Are they for real?

By Patricia Cates

Last Sunday evening was a sight to behold. Like millions of people around the globe our house was tuned into the Miss Universe pageant. There had been little hype in the news but we managed to stumble upon it after dinner. There on the screen before us were masses of women, in these incredibly flamboyant national costumes, introducing themselves to the camera for literally all the world to see. I figured we should watch it for educational purposes. I wanted the family to observe culture and pageantry, and hear the diverse array of foreign accents. Here we could witness poise at its finest and see talent first hand. But there was no talent portion televised, and the final nail biting question the top five finalists would have to answer left much to be desired.

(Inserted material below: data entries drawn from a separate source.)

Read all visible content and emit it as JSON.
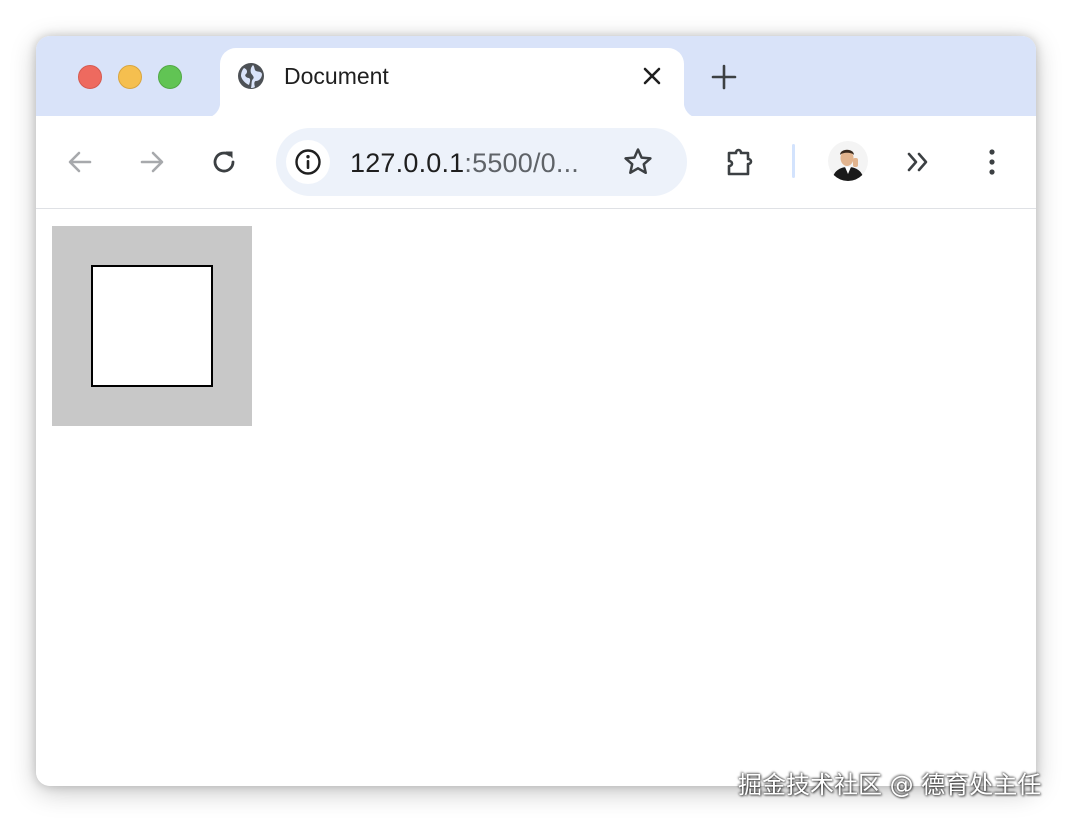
{
  "window": {
    "controls": [
      "close",
      "minimize",
      "maximize"
    ]
  },
  "tab": {
    "title": "Document",
    "favicon": "globe-icon",
    "close_icon": "close-icon"
  },
  "new_tab_icon": "plus-icon",
  "toolbar": {
    "back_icon": "arrow-left-icon",
    "forward_icon": "arrow-right-icon",
    "reload_icon": "reload-icon",
    "site_info_icon": "info-icon",
    "url_host": "127.0.0.1",
    "url_rest": ":5500/0...",
    "bookmark_icon": "star-icon",
    "extensions_icon": "puzzle-icon",
    "profile_icon": "avatar",
    "overflow_icon": "chevron-double-right-icon",
    "menu_icon": "more-vertical-icon"
  },
  "colors": {
    "titlebar": "#d9e3f9",
    "omnibox": "#edf2fa",
    "outer_box": "#c8c8c8",
    "inner_box": "#ffffff",
    "inner_border": "#000000"
  },
  "watermark": "掘金技术社区 @ 德育处主任"
}
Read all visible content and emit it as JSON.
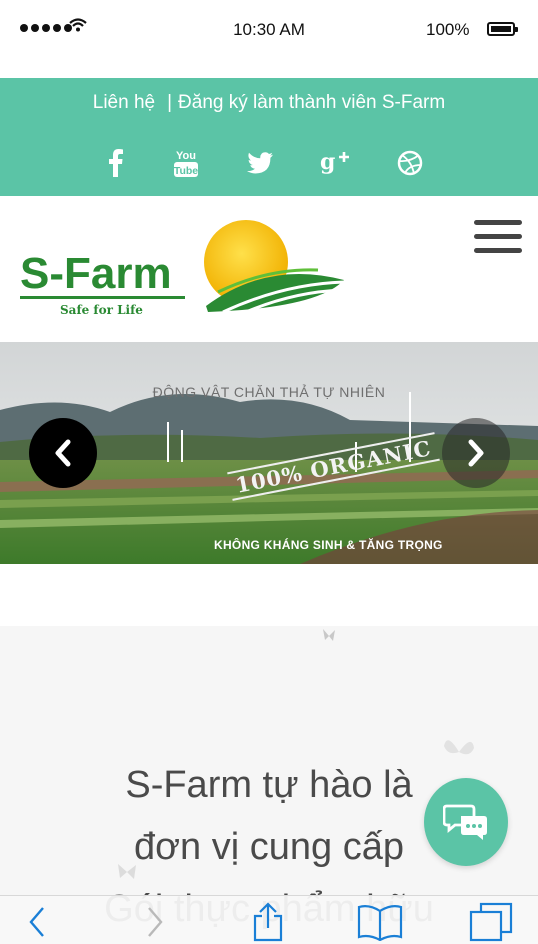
{
  "status_bar": {
    "time": "10:30 AM",
    "battery": "100%",
    "signal_icon": "signal-dots-icon",
    "wifi_icon": "wifi-icon",
    "battery_icon": "battery-icon"
  },
  "top_bar": {
    "background": "#5bc4a6",
    "links": [
      "Liên hệ",
      "Đăng ký làm thành viên S-Farm"
    ],
    "separator": "|",
    "social_icons": [
      "facebook-icon",
      "youtube-icon",
      "twitter-icon",
      "google-plus-icon",
      "dribbble-icon"
    ]
  },
  "header": {
    "logo_text": "S-Farm",
    "logo_tagline": "Safe for Life",
    "menu_icon": "hamburger-menu-icon"
  },
  "hero": {
    "caption_top": "ĐỘNG VẬT CHĂN THẢ TỰ NHIÊN",
    "stamp": "100% ORGANIC",
    "caption_bottom": "KHÔNG KHÁNG SINH & TĂNG TRỌNG",
    "prev_icon": "chevron-left-icon",
    "next_icon": "chevron-right-icon"
  },
  "content": {
    "lines": [
      "S-Farm tự hào là",
      "đơn vị cung cấp",
      "Gói thực phẩm hữu"
    ]
  },
  "chat": {
    "icon": "chat-bubbles-icon",
    "color": "#5bc4a6"
  },
  "toolbar": {
    "icons": [
      "back-icon",
      "forward-icon",
      "share-icon",
      "bookmarks-icon",
      "tabs-icon"
    ],
    "accent": "#1a7fd6"
  }
}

“Wow!” was the dominate exclamation that escaped my lips about every 10 seconds. I could not get over the beauty in front of me. Never have I seen such examples of human perfection. These girls were the epitome of stunning. Some of our personal favorites were; Miss India, with her platform for gender equality; Miss Jamaica, with her special needs children cause; and Miss Philippines, with her admirable degree in computer engineering.

I am not sure what other viewers were thinking, but at our place we just kept wondering, “Are those real?”  And folks this goes way beyond false eyelashes and hair extensions.  Our family has never seen so many large and perfect teeth in our lives! The glow coming from Miss Australia’s mouth was almost blinding, and it seemed as if all the ladies were equally gleaming. It was wondrous. Could they possibly be veneers? I do not have a discerning enough eye to know. Either way I bet there were dentists out there watching the show in admiration of such dedicated and pristine dental hygiene.

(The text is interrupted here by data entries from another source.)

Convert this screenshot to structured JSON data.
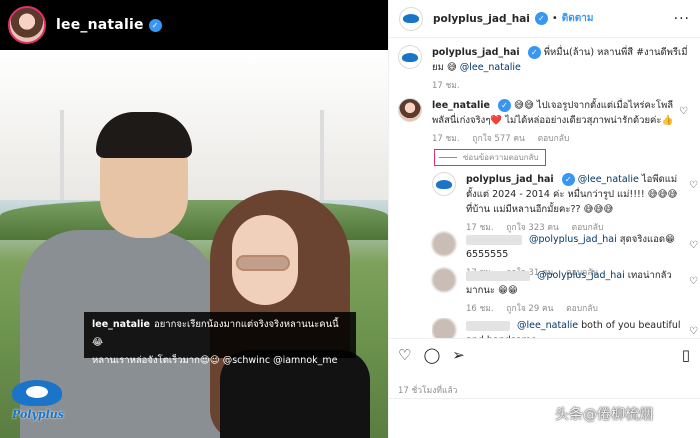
{
  "post_username": "lee_natalie",
  "caption": {
    "username": "lee_natalie",
    "line1": "อยากจะเรียกน้องมากแต่จริงจริงหลานนะคนนี้😂",
    "line2": "หลานเราหล่อจังโตเร็วมาก😍😉 @schwinc @iamnok_me"
  },
  "brand_logo_text": "Polyplus",
  "header": {
    "username": "polyplus_jad_hai",
    "separator": "•",
    "follow": "ติดตาม",
    "more": "···"
  },
  "comments": {
    "c1": {
      "username": "polyplus_jad_hai",
      "text": "พี่หมื่น(ล้าน) หลานพี่สี #งานดีพรีเมี่ยม 😅",
      "mention": "@lee_natalie",
      "time": "17 ชม."
    },
    "c2": {
      "username": "lee_natalie",
      "text": "😅😅 ไปเจอรูปจากตั้งแต่เมื่อไหร่คะโพลีพลัสนี่เก่งจริงๆ❤️ ไม่ได้หล่ออย่างเดียวสุภาพน่ารักด้วยค่ะ👍",
      "time": "17 ชม.",
      "likes": "ถูกใจ 577 คน",
      "reply": "ตอบกลับ"
    },
    "hide_replies": "ซ่อนข้อความตอบกลับ",
    "c3": {
      "username": "polyplus_jad_hai",
      "mention": "@lee_natalie",
      "text": "ไอพีดแม่ ตั้งแต่ 2024 - 2014 ค่ะ หมื่นกว่ารูป แม่!!!! 😅😅😅 ที่บ้าน แม่มีหลานอีกมั้ยคะ?? 😅😅😅",
      "time": "17 ชม.",
      "likes": "ถูกใจ 323 คน",
      "reply": "ตอบกลับ"
    },
    "c4": {
      "mention": "@polyplus_jad_hai",
      "text": "สุดจริงแอด😁6555555",
      "time": "17 ชม.",
      "likes": "ถูกใจ 31 คน",
      "reply": "ตอบกลับ"
    },
    "c5": {
      "mention": "@polyplus_jad_hai",
      "text": "เทอน่ากลัวมากนะ 😁😁",
      "time": "16 ชม.",
      "likes": "ถูกใจ 29 คน",
      "reply": "ตอบกลับ"
    },
    "c6": {
      "mention": "@lee_natalie",
      "text": "both of you beautiful and handsome"
    }
  },
  "actions": {
    "like": "♡",
    "comment": "◯",
    "share": "➢",
    "save": "▯"
  },
  "time_ago": "17 ชั่วโมงที่แล้ว",
  "watermark": "头条@倦柳梳烟"
}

One cannot comment on the pageant without talking gown, hairstyle and makeup trends. Viewing some former Miss Universe contestants from the 1970’s, we see a huge difference. Mind you this is only two generations ago. Don’t get me wrong. The women were still gorgeous beyond compare, but they were definitely thinner lipped, wavier haired and…well…better fed. We also noticed that most contestants were enviously tall. In researching I found that in the past 38 years of Miss Universe, we have had only 5 winners who were under 5’8”. The first winner of 1952 measured in at a statuesque 5’5”. In fact for the first 25 years of the pageant, we see only one winner over 5’8”, and that didn’t occur until 1972. So the height factor has definitely cycled. When viewing past photos it’s impossible to ignore how much hair care and style has changed. I personally hope that short legs and frizzy hair come back in style soon.

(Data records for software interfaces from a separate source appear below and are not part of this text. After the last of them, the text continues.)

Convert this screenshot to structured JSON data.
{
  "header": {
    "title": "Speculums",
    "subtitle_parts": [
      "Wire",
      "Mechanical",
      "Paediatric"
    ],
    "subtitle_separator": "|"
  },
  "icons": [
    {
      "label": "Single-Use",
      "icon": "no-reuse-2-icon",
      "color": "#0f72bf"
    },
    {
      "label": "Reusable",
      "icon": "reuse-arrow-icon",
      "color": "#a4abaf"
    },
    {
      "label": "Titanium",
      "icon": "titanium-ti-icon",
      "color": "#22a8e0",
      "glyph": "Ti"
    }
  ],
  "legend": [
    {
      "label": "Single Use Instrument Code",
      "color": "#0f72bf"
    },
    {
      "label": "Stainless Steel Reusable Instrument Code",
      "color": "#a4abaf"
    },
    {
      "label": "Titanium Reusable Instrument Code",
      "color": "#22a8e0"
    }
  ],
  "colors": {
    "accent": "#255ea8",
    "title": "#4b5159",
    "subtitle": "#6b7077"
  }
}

These young aspiring, and inspiring, women are admirable regardless of their height, hair or teeth. They all have enough natural beauty and grace to have been chosen to represent their country of origin. What I felt was lacking was more information on the contestants’ education and overall bios. I wanted to know more about what social causes were near and dear to them, and what field of expertise they will pursue in life. We have enough talent shows out there to keep us occupied and I never felt it vital for a winner to be able to sing or dance. Surely talents illustrate a well-rounded individual, but the role of Miss Universe is more one of ambassador for all nations. That makes me want to see a young lady who can not only speak eloquently in public, but who has maybe done extensive work for a charity, or who stands out scholastically. I really felt that they needed to focus more on that.

The shocker of the evening was when the final five were readying for the crown and Miss Jamaica was called as last runner up. She was definitely the crowd favorite. I have never heard a crowd “Boo” at an event of this caliber. Oh, did I mention that Miss Jamaica was the only finalist with short hair? She could have easily put in hair extensions but for whatever reason chose not to. The fact that she held her head high, and showed confidence sporting her short locks illustrated character as well as individuality. People liked that.

So we didn’t get the cultural experience Sunday night that I was hoping for. That ended at the start. And we didn’t see talent in the way I was expecting. According to the majority of ten I guess Miss Colombia was more qualified to represent the universe. After all she is truly lovely. On the other hand perhaps professional male athletes should not judge a Miss Universe pageant. I counted four of them. I wonder how it would have turned out if all women had voted. Either way, if it’s going to be a beauty contest, then let’s call it one.

Patricia Cates is a native Californian and a graduate of California Polytechnic State University in San Luis Obispo, California. She obtained her bachelor of science degree in natural resources management and environmental science in 2012.  She currently resides in Pocatello.